Thomas Jefferson to Wythe, 1 November 1778

From Wythepedia: The George Wythe Encyclopedia
Jump to: navigation, search

Thomas Jefferson asks George Wythe to look over a bill he wrote concerning the balance between a crime and its punishments. Jefferson wishes the bill to be accurate, brief, and simple so that information is not lost and so it is able to be read by those that it concerns the most. He is asking Wythe to look over the bill so that it can be presented with as few errors as possible. The excerpts of the Anglo-Saxon laws in the bill appear in their original form and Latin. Jefferson mentions that the forms of punishment that are lex talionis, or "eye for an eye" punishments where a perpetrator is injured in a similar way to his transgression, need to be looked at for the morality of such punishments.
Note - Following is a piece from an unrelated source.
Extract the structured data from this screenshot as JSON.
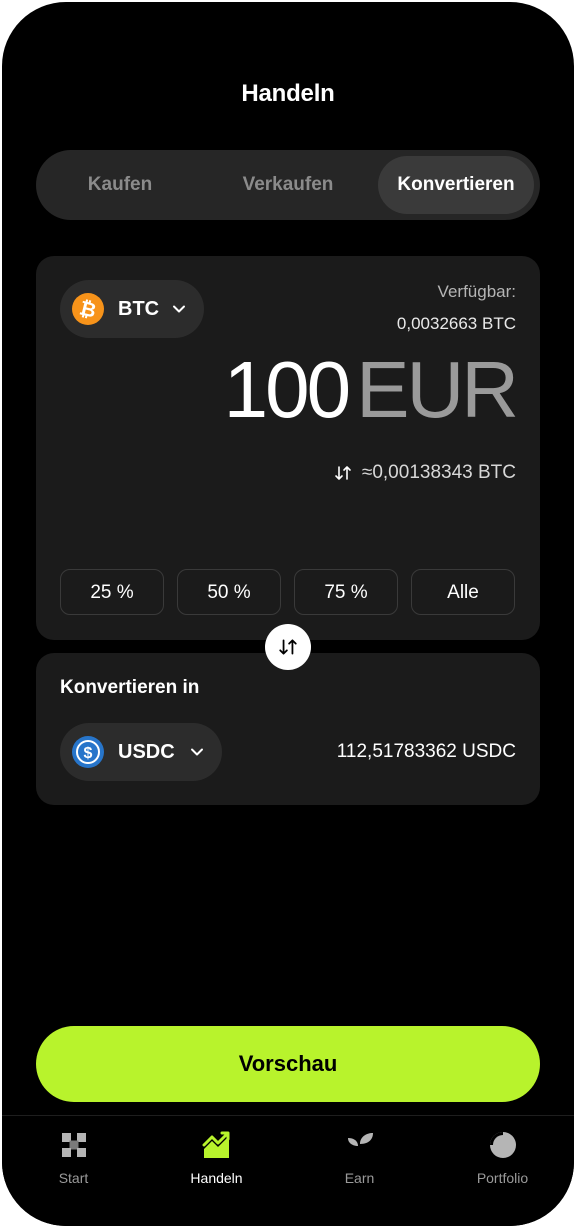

"Thomas Jefferson to Wythe, 1 November 1778, pg 1." Image from the Library of Congress, The Thomas Jefferson Papers.

Letter text

Page 1

Monticello Nov. 1. 1778.

Dear Sir

I have got thro’ the bill for proportioning crimes and punishments in cases heretofore capital,' and now inclose it to you with a request that you will be so good as scrupulously to examine and correct it, that it may be presented to our committee with as few defects as possible. in it’s style I have aimed at accuracy, brevity, & simplicity, preserving however the very words of the established law, wherever their meaning had been sanctioned by judicial decisions, or rendered technical by usage. The same matter if couched in the modern statutory language, with all it’s tautologies, redundancies, & circumlocutions would have spread itself over many pages, and been unintelligible to those whom it most concerns. indeed I wished to exhibit a sample of reformation in the barbarous style into which modern statutes have degenerated from their antient simplicity. and I must pray you to be as watchful over what I have not said as what is said; for the omissions of this bill have all their positive meaning. I have thought it better to drop in silence the laws we mean to discontinue, and let them be swept away by the general negative words of this, than to detail them in clauses of express repeal. By the side of the text I have written the notes I made, as I went along, for the benefit of my own memory. They may serve to draw your attention to questions to which the expressions or the omissions of the text may give rise. The extracts from the Anglo-Saxon laws, the sources of the Common law, I wrote in their original for my own satisfaction; but I have added Latin, or literal English translation from the time of Canute to that of the Magna charta, you know, the text of our statutes is preserved to us in Latin only, and some old French.

I have strictly observed the scale of punishments settled by the Committee, without being entirely satisfied with it. The lex talionis , altho’ a restitution of the Common law, to the simplicity of which we have generally found it so advantageous to return will be revolting to the humanised feelings of modern times. an eye for an eye, and a hand for a hand will exhibit spectacles in execution whose moral effect would be questionable; and even the membrum pro membro of Bracton

George Wythe esq.

Page 2

"Thomas Jefferson to Wythe, 1 November 1778, pg 2." Image from the Library of Congress, The Thomas Jefferson Papers.

-ton, or the punishment of the offending member, altho’ long authorised by our law for the same offence in a slave, has you know been not long since repealed in conformity with public sentiment. This needs reconsideration.

I have heard little of the proceedings of the Assembly, and do not expect to be with you till about the close of the month. in the mean time present me respectfully to mrs Wythe and accept assurances of the affectionate esteem and respect of Dear Sir

Your friend & servt
Th: Jefferson

See also